"[It was] awful," Wilson said Sunday of the bullpen session.
Wilson, 35, was slated to make his second rehab start with Triple-A Salt Lake on Monday. He was on track to return in the coming weeks if all went well with his rehab starts. Wilson has not pitched in the Major Leagues since July 28, and has been on the 60-day disabled list with left shoulder tendinitis.
Angels manager Mike Scioscia said he's not sure if Wilson will require an MRI, though Wilson said the soonest one could occur would be Tuesday.
"I'm doing everything I can to get back," Wilson said. "It's not a linear process."
After a week of rest, the organization will determine the next step in Wilson's rehab. He was previously shut down from throwing during Spring Training, but had made solid progress in the last month and appeared on track to come off the 60-day DL in June. Now, the timetable is up in the air as to when, or if, Wilson will pitch in the Majors this season.
"I can pitch, but at what level? A competitive level to help the starting rotation? I don't know," Wilson said. "That's not the point. The point is that I'm going for it. The point isn't what I think is going to happen, it's that I'm trying."
The 35-year-old is in the final season of a five-year deal with the Angels. Wilson said he's doing his best to limit himself to what he can control within his rehab.
"I have not been presented with a scientific process on how this is supposed to work or going to work," he said. "I'm just going out there and taking the advice that I get and trying to push my body as far as it can go."
• Scioscia said closer Huston Street came out well from his one-inning, 20-pitch extended spring training outing on Saturday.
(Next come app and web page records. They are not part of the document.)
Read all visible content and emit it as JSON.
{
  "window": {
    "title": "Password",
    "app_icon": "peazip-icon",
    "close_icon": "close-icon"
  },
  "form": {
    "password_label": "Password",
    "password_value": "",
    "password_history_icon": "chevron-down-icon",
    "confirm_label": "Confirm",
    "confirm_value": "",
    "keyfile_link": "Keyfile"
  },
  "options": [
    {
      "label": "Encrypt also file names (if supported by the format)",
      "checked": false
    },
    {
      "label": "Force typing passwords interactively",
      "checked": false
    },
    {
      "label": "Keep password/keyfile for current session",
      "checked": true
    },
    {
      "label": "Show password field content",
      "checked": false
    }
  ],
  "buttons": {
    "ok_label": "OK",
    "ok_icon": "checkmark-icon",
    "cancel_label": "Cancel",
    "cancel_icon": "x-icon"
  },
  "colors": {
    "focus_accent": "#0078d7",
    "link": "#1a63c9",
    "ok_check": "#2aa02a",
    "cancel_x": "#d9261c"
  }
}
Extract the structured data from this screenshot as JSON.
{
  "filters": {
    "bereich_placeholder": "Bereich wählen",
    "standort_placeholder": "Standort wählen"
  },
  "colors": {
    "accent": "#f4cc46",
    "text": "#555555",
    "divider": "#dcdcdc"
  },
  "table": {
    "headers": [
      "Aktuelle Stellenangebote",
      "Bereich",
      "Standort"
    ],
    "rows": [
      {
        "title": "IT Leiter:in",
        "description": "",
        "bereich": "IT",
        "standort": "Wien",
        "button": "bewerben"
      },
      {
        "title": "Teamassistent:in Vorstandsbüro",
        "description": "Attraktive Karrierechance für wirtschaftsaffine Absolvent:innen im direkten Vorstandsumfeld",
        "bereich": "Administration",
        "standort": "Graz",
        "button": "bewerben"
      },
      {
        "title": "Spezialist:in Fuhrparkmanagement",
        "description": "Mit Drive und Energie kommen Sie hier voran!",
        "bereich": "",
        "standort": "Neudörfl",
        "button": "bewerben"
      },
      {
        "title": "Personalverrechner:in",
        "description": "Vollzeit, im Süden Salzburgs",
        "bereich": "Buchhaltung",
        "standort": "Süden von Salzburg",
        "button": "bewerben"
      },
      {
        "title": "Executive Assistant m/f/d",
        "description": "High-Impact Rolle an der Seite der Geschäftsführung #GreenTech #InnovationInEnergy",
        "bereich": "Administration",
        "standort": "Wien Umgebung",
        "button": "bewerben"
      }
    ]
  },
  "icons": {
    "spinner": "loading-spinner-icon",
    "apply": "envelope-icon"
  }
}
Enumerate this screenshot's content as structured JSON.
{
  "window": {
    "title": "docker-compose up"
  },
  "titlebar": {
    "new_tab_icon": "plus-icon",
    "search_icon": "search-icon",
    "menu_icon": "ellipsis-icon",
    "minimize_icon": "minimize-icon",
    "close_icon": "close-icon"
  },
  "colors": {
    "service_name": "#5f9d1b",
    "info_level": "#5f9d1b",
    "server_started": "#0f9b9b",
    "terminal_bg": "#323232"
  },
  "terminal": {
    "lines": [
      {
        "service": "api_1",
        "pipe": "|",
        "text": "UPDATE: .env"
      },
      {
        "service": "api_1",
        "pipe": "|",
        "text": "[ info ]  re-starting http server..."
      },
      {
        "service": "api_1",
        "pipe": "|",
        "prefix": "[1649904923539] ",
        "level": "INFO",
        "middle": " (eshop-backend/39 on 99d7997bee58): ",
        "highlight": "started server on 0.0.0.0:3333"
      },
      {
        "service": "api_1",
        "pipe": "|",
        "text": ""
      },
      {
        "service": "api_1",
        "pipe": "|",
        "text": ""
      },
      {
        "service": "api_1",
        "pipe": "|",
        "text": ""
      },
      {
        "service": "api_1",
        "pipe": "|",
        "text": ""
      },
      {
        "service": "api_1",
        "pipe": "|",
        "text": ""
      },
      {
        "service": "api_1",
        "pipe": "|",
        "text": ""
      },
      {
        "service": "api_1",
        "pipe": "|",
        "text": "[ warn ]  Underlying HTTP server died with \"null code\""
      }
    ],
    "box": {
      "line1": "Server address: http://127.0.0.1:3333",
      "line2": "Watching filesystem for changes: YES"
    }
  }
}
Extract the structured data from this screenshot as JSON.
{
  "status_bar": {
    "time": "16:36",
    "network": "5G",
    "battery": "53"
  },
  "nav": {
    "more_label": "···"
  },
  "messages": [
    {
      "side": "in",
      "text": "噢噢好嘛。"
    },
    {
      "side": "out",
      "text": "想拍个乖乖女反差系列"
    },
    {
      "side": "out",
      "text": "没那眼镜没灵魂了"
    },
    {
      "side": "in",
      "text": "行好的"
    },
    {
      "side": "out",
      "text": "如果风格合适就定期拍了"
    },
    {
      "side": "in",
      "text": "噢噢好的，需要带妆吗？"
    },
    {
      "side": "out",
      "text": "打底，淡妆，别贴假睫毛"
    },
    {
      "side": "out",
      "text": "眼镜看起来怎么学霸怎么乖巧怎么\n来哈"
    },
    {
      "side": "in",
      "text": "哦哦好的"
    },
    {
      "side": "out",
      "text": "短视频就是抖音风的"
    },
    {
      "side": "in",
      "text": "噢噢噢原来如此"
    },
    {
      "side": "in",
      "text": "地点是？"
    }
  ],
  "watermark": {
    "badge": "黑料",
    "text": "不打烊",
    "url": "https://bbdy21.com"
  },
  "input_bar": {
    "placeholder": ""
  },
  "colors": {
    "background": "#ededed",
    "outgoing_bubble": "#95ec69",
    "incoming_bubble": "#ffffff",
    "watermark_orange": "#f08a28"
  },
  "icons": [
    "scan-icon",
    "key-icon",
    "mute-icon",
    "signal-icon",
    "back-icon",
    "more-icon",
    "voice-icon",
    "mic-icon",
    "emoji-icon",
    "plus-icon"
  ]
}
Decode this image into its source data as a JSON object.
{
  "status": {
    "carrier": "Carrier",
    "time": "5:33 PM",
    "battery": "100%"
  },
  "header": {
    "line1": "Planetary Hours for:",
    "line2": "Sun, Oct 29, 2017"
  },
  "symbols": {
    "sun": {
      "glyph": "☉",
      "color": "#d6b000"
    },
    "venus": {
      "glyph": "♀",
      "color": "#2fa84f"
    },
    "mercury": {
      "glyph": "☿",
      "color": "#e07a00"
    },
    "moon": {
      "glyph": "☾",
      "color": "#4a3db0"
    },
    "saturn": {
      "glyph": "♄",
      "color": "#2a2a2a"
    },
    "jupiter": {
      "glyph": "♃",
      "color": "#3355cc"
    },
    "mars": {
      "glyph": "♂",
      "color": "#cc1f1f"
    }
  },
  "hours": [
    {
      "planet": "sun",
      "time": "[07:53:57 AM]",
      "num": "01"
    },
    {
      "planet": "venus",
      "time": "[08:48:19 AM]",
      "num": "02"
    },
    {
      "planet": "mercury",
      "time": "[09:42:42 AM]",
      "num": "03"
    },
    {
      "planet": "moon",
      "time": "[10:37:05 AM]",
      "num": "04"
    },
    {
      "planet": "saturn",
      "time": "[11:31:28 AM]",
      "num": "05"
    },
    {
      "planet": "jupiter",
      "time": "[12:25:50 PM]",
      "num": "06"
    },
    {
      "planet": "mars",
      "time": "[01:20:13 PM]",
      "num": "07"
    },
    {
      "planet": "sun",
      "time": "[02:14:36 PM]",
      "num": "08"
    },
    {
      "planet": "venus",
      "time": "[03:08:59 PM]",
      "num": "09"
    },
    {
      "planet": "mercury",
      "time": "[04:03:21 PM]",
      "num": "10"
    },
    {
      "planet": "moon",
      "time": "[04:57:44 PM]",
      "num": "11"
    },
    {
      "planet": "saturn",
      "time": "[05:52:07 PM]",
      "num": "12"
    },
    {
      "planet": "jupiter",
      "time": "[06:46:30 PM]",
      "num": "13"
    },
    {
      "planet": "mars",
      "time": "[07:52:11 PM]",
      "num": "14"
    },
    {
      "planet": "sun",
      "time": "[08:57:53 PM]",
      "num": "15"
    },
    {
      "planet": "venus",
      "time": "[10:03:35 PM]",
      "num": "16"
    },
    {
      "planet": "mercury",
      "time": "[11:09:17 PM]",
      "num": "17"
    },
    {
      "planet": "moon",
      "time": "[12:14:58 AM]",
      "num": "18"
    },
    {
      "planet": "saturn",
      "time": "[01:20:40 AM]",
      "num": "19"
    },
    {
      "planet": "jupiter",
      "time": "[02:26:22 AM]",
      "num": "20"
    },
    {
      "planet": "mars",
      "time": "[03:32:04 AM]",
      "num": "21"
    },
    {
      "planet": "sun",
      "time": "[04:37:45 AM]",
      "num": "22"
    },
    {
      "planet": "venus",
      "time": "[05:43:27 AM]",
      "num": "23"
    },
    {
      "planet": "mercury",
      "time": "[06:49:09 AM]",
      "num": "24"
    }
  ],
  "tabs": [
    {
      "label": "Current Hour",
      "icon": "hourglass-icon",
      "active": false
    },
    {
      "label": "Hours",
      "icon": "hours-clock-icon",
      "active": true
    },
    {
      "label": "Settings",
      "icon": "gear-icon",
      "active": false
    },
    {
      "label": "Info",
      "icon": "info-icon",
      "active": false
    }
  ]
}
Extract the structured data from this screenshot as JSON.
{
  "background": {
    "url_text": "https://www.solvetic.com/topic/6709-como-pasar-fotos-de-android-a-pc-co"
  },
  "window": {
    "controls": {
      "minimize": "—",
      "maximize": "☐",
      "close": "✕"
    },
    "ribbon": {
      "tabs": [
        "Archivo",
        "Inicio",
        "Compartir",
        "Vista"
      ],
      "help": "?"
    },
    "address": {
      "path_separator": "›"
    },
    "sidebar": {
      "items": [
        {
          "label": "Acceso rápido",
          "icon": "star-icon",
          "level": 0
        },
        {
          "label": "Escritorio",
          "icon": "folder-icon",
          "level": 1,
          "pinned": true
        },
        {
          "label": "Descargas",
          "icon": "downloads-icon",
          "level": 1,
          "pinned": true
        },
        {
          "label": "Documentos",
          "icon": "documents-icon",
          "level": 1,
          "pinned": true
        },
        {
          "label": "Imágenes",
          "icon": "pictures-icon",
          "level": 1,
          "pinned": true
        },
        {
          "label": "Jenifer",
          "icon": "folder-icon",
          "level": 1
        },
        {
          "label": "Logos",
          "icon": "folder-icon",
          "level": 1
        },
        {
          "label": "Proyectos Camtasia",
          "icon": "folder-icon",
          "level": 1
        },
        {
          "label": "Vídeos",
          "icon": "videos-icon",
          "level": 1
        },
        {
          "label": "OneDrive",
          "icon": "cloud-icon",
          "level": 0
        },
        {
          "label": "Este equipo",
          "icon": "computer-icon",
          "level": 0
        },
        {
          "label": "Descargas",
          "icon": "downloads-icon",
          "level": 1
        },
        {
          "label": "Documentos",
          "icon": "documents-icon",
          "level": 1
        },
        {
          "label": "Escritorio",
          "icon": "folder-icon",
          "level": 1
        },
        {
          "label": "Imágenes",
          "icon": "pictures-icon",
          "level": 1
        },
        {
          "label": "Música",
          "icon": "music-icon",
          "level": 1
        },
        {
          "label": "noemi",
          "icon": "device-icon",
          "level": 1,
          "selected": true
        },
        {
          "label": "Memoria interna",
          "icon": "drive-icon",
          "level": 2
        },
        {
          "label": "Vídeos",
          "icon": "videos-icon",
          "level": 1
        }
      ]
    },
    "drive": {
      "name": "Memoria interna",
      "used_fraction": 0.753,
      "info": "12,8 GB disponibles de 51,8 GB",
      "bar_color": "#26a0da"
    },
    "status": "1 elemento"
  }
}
Scioscia added that Street, who is recovering from a strained left oblique, could be activated from the 15-day disabled list before Monday's game, though he might need another rehab assignment in the Minors.
Fabian Ardaya is a reporter for MLB.com based in Anaheim.